**WORK INSTRUCTIONS**
Would you please copy every line below that includes the string "Shop"?
*** LISTED RECORDS ***
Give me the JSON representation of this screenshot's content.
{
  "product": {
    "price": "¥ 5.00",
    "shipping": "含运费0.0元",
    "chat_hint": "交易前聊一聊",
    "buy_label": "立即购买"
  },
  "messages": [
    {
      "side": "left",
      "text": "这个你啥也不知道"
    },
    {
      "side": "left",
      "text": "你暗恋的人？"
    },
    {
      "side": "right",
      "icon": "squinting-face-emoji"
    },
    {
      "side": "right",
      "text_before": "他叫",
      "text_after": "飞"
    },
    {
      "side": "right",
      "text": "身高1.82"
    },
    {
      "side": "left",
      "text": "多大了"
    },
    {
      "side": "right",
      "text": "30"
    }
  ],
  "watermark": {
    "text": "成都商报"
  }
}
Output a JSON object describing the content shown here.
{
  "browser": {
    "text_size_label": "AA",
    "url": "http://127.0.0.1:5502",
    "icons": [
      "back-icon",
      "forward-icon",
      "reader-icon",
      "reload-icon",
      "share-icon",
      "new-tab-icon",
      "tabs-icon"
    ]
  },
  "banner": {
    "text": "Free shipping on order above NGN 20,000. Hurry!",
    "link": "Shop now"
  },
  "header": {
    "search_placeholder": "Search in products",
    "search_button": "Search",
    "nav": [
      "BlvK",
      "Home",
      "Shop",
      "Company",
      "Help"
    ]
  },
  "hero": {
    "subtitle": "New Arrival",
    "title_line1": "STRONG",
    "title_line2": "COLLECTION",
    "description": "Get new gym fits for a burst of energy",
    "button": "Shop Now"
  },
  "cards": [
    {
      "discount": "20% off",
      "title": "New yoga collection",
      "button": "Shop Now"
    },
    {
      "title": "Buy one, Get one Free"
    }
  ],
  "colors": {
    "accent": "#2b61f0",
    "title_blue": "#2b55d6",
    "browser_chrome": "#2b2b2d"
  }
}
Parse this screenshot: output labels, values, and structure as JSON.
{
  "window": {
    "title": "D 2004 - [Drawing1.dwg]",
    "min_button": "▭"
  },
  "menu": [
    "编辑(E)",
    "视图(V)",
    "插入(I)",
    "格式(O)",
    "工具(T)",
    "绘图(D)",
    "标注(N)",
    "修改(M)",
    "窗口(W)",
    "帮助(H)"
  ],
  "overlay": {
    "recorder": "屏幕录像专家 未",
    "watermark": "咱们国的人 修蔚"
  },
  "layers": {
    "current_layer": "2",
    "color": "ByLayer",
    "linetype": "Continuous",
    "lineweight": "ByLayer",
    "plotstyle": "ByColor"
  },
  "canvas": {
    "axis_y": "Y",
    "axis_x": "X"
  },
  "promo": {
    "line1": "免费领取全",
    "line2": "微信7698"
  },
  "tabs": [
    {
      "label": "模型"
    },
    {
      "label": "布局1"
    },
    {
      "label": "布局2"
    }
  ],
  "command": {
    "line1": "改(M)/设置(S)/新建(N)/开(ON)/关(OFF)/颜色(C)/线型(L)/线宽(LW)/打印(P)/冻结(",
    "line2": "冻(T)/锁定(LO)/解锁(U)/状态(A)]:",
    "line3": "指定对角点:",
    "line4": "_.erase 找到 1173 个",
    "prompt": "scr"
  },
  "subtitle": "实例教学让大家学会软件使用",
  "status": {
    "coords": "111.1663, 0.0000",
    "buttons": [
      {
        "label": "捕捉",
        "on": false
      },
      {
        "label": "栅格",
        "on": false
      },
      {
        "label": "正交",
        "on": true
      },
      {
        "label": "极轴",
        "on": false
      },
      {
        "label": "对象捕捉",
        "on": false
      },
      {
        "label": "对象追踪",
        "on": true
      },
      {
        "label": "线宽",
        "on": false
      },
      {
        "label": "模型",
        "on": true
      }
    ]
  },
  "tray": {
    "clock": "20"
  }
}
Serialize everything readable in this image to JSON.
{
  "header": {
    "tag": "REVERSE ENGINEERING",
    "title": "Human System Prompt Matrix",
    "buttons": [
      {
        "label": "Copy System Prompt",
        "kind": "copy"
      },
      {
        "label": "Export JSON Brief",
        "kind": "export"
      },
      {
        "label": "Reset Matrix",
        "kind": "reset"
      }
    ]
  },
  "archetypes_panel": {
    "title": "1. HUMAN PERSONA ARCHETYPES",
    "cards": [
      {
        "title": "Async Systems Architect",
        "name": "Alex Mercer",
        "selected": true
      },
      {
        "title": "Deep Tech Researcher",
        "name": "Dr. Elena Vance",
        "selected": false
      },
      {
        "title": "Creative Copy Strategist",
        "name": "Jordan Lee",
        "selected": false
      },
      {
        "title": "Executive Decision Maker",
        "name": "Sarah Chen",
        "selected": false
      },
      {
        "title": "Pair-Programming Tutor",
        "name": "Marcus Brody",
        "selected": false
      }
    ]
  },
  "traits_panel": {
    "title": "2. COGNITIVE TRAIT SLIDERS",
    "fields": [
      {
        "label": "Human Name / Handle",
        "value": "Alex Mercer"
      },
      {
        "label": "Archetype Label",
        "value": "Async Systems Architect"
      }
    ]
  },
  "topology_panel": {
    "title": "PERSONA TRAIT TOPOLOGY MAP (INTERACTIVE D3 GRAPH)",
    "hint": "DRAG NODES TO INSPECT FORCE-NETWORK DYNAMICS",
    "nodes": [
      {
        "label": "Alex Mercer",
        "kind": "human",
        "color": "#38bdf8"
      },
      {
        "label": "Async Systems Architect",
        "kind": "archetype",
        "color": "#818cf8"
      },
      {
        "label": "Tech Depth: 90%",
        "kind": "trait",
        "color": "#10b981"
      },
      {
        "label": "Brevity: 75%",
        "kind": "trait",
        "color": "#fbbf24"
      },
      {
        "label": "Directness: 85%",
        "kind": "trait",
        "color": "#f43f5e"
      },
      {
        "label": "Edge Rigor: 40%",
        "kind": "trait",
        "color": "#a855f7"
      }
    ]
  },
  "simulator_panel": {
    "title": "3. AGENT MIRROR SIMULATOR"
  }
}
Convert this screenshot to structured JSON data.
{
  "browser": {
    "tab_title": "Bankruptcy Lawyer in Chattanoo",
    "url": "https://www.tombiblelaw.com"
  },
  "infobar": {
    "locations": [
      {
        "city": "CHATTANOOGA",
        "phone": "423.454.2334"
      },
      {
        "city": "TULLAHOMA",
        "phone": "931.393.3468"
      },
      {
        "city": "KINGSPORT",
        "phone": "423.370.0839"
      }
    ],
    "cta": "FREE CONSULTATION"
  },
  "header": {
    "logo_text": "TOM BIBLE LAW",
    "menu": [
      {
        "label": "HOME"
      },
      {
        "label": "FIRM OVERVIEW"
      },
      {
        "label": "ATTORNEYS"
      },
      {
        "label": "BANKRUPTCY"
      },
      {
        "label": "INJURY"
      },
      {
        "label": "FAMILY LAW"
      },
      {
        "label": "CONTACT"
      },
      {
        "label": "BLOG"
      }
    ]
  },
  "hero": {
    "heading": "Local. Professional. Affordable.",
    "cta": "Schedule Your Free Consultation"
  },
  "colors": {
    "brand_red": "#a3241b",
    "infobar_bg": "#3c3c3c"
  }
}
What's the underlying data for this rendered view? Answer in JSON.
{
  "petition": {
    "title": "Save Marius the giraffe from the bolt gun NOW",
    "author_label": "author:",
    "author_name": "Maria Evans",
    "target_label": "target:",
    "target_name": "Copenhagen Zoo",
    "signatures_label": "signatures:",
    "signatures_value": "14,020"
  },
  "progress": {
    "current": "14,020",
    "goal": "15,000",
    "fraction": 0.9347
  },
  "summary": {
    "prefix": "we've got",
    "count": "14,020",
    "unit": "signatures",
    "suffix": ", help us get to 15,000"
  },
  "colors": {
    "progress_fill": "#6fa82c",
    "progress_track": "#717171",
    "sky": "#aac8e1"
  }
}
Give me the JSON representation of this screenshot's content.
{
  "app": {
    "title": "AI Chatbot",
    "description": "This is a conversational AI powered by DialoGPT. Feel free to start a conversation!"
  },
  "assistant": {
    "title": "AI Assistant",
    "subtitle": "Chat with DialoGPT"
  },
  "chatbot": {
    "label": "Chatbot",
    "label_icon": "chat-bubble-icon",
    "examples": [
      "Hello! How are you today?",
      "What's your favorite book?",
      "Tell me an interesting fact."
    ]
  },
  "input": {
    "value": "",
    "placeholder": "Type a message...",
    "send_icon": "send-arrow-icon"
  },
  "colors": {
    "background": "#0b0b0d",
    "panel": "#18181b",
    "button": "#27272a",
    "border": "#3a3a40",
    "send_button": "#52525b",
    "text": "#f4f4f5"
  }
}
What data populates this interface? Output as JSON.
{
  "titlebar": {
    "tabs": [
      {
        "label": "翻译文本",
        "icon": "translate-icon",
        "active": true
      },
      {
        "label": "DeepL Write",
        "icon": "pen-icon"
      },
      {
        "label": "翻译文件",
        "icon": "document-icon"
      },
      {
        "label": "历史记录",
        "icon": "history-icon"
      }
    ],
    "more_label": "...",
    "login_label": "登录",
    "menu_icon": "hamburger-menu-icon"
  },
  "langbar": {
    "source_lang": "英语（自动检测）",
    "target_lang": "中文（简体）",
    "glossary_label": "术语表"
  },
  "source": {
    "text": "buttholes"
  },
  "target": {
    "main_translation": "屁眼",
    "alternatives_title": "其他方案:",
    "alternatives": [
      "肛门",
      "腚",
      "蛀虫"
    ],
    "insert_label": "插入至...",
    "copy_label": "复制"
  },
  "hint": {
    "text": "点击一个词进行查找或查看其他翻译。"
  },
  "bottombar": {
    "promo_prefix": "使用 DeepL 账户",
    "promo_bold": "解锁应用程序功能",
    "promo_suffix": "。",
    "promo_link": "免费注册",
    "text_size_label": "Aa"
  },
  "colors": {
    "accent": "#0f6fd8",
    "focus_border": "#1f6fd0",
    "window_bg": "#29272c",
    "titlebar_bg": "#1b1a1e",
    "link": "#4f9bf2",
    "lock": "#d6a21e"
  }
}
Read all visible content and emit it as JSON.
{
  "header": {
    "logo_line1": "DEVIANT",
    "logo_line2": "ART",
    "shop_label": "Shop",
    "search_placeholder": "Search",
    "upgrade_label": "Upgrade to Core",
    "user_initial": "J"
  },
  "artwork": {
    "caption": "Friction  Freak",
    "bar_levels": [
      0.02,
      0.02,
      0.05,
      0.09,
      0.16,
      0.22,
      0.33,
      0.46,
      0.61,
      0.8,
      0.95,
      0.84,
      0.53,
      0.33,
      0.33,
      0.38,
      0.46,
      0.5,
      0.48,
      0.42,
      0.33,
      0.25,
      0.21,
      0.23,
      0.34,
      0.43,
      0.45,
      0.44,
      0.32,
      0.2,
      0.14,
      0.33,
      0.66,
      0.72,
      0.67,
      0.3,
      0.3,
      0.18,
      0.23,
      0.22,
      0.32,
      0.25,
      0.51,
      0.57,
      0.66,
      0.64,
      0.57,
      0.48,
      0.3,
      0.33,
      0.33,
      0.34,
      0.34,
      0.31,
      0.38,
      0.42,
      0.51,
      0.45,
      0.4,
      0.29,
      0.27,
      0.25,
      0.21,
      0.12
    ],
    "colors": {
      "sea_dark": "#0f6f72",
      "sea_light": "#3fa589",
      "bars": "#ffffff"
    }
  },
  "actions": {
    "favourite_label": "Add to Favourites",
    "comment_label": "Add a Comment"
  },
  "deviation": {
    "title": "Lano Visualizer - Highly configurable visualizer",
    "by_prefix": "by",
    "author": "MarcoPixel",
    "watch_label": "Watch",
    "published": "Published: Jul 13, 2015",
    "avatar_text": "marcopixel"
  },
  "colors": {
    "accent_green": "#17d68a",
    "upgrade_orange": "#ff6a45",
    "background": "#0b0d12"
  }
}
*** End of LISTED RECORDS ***
**TASK RESPONSE**
    "link": "Shop now"
      "Shop",
    "button": "Shop Now"
      "button": "Shop Now"
    "shop_label": "Shop",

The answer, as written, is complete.